Macarons, as we currently know them (with a smooth ganache filling sandwiched between two meringue based shells, were invented in France. Parisian confectioners created the ‘Macaron Parisien’ during the 1830s. It was later made popular by companies such as Ladurée – a company formed in 1862 that still operates till this day. The Pastry Chef Pierre Herme known as the ‘Picasso of Pastry’ was the first to create flavoured macarons in the 1980s. He made the then ground breaking pistachio, rose and vanilla macarons.
How Did Macarons Rise In Popularity?
The first instance of macaron-related fame occurred in 1792. La Soeurs Macarons, or the Macaron Sisters, gained popularity by selling meringue shells to cover their rent. Both sisters, Sister Marguerite and Marie-Elisabeth, were nuns seeking asylum in Nancy, France. They named their product the ‘Nancy Macaron’ – a sweet that was solely made of the macaron shell, with no ganache filling.

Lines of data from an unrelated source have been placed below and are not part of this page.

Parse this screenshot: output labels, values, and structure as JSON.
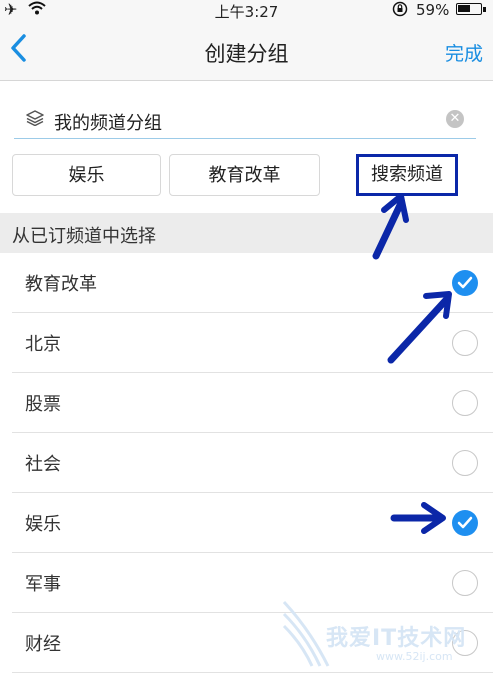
{
  "status_bar": {
    "time": "上午3:27",
    "battery_percent": "59%",
    "battery_level": 0.59
  },
  "nav": {
    "title": "创建分组",
    "done_label": "完成"
  },
  "group_name": {
    "value": "我的频道分组"
  },
  "chips": [
    {
      "label": "娱乐"
    },
    {
      "label": "教育改革"
    }
  ],
  "search_chip": {
    "label": "搜索频道"
  },
  "section": {
    "title": "从已订频道中选择"
  },
  "channels": [
    {
      "label": "教育改革",
      "checked": true
    },
    {
      "label": "北京",
      "checked": false
    },
    {
      "label": "股票",
      "checked": false
    },
    {
      "label": "社会",
      "checked": false
    },
    {
      "label": "娱乐",
      "checked": true
    },
    {
      "label": "军事",
      "checked": false
    },
    {
      "label": "财经",
      "checked": false
    }
  ],
  "watermark": {
    "text": "我爱IT技术网",
    "url": "www.52ij.com"
  },
  "colors": {
    "accent": "#1a8ee1",
    "check": "#1e8ff0",
    "annotation": "#0b27a8"
  }
}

More recently, macarons have gained popularity through national holidays. ‘Macaron Day’ was introduced in 2005 in Paris, as a way for local macaron patisseries to celebrate the sweet treat and fundraise for charities.
How Popular Are Macarons Today?
The inclusion of varying dietary requirements in macaroon bakery has caused a market boom. Many dessert business operators either offer or are interested in offering desserts with ‘free-from’ labels. The inclusion of vegan and dairy-free produce, by example, has opened up the world of macaroons to an entirely new consumer base.
It also doesn’t hurt that stylish blockbuster films, like Baz Luhrmann’s The Great Gatsby and Sofia Coppola’s Marie Antoinette, have had macarons feature as scrumptious set pieces. We’ve even had our very own macarons featured in Made in Chelsea.
Of course, macarons are most popular in France. Between the four Ladurée shops in Paris alone, approximately 4.3 macarons are sold per year. The UK market is steadily growing however, and with high-quality produce coming from companies such as Miss Macaroon, more and more people are falling in love with the meringue-based sweet treat.